College unBound

August 21, 2015 Melodie Davis

Editor’s Note: Jodi Nisly Hertzler writes occasionally for Another Way and is a college counselor and tutor. Jodi and her husband have three children. Last year, I took on the role of college counselor at the private school I work for. Somewhat daunted, I immediately immersed myself in as much information as possible, joining national and local organizations, attending conferences, visiting colleges, watching webinars, and reading everything I could find. I successfully muddled through my first year, and as I begin a new season with a fresh round of seniors, I am reminded of the anxiety students and parents experience as they traverse […]

Shaun the Sheep Movie

August 21, 2015 Michelle D. Sinclair

Stop-motion animation has a long history as a medium for film. Once the primary method for movie monsters to careen across the silver screen, the technique has been kept alive by Aardman Animations—the British animation studio known for their television and movie franchise Wallace & Gromit. Just when the sheep seem to have mastered a cloak-and-dagger escape, someone “baas” and nearly gives the game away. Tradition or practicality (or both) dictates that their characters speak only in grunts and unrecognizable words, but with tone of voice, gestures, and images, they broadcast their emotions and intentions with clarity. Shaun the Sheep […]

Simply the Season: Eat Fresh or Preserve for Later?

August 14, 2015 Melodie Davis

How did you first learn—if you did—to can or freeze fresh garden produce to eat all year? Did you grow your own foods as a child? For many of us who were fortunate to grow up on farms with gardens, truck patches, and even orchards, the answer is: Growing and preserving our own food is as normal as brushing our teeth and taking out the garbage. It’s what people do. The cookbook even includes ways to use the tops of carrots, discarded corncobs, celery leaves, squash blossoms, onion stems, and more. I understand that not everyone grew up like this. […]
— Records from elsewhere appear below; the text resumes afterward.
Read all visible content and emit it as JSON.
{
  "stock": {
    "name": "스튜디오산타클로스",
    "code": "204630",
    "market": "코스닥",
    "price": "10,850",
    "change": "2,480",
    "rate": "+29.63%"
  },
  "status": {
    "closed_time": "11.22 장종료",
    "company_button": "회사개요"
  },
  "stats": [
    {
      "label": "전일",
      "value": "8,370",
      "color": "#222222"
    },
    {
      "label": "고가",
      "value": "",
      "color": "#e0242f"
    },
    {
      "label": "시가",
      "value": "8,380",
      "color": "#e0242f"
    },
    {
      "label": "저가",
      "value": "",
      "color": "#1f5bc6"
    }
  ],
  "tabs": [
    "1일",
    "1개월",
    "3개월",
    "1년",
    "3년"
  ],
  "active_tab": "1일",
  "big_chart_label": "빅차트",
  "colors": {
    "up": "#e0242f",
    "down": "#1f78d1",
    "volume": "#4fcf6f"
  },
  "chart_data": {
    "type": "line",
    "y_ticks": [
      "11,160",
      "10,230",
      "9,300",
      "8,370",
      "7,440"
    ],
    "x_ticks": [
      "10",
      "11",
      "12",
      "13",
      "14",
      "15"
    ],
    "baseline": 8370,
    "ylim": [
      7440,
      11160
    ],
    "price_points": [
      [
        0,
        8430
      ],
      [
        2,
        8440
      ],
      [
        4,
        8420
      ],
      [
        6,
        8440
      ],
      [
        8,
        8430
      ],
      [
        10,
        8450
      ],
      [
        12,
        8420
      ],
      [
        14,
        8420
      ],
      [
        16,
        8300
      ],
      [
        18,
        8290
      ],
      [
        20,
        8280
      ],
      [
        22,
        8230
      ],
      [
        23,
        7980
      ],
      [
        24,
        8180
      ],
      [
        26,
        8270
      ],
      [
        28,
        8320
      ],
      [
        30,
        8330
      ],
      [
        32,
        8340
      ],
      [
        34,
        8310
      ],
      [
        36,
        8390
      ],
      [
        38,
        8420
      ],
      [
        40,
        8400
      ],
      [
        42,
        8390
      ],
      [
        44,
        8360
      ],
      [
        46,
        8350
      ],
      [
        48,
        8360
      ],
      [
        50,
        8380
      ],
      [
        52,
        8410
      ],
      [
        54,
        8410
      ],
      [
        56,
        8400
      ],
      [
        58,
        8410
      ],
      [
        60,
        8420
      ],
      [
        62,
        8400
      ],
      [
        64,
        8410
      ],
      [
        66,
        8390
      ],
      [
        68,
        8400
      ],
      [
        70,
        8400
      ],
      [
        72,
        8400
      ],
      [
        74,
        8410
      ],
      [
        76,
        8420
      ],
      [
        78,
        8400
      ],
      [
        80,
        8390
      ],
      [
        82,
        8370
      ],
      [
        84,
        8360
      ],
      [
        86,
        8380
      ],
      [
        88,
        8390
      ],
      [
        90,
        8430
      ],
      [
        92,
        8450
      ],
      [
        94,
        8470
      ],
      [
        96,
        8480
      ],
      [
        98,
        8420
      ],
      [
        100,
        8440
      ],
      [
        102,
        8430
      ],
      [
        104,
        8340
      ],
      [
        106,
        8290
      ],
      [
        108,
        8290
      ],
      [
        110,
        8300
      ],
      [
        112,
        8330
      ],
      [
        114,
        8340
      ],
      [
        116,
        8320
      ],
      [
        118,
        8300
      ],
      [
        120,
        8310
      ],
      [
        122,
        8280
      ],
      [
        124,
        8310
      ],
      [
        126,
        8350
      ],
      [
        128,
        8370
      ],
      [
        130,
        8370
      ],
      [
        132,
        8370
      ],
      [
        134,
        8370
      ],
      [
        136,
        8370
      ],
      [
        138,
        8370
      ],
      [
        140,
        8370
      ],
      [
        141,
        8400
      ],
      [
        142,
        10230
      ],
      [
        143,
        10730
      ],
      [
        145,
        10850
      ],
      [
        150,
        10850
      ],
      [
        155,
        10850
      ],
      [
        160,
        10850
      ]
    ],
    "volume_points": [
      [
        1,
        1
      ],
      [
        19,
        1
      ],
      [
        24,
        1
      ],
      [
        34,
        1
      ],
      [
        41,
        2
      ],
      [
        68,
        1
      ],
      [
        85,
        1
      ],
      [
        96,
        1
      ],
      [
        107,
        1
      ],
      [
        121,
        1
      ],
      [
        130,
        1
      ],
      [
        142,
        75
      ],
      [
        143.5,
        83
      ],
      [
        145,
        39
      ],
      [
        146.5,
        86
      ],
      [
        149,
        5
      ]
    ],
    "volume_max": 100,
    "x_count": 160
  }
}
Displaced and without a home

August 14, 2015 Charissa Zehr

By Charissa Zehr A crisis is rarely made in a day, and there is no exception with the threat of mass deportations of Haitian migrant workers and Dominicans of Haitian descent from the Dominican Republic (D.R.) to Haiti. The D.R. and Haiti have a centuries-long history of simmering tension that has at times boiled over. Almost two years ago, the D.R. Constitutional Court retroactively stripped citizenship from hundreds of thousands of Dominicans with Haitian ancestry. While some of the affected may have parents who migrated recently from Haiti, many have lived in the D.R. for decades and have few ties […]

Mr. Holmes

August 14, 2015 Vic Thiessen

Rather than encouraging people not to waste their time watching this month’s big blockbuster (Rogue Nation, which is entertaining and well-made but also shallow and ultimately supportive of our insane and evil “intelligence” communities), I have decided to encourage people to watch a relatively obscure and underrated gem called Mr. Holmes. At its heart, Mr. Holmes is about an aging Sherlock beginning to question the value of the logic and chemistry that have ruled his mind and his life. Mr. Holmes opens with a scene in a train compartment where a young boy sitting opposite Holmes is observing what he calls a […]

What Can You Give?

August 7, 2015 Melodie Davis

My colleagues came back from a recent churchwide Mennonite convention, and one of them placed a collection of small white crocheted crosses in our break room. The crosses were in little plastic bags with decorative cards taped on that read “Handmade in Homestead, Florida.” Knowing that D. J. places her crocheted crosses in her church offering basket as her offering to God adds an even richer dimension to this simple cross. My curiosity was immediately piqued. Having been to 22 such Mennonite conventions over the years, I’ve always felt the planned business conducted there wasn’t as important as the little conversations […]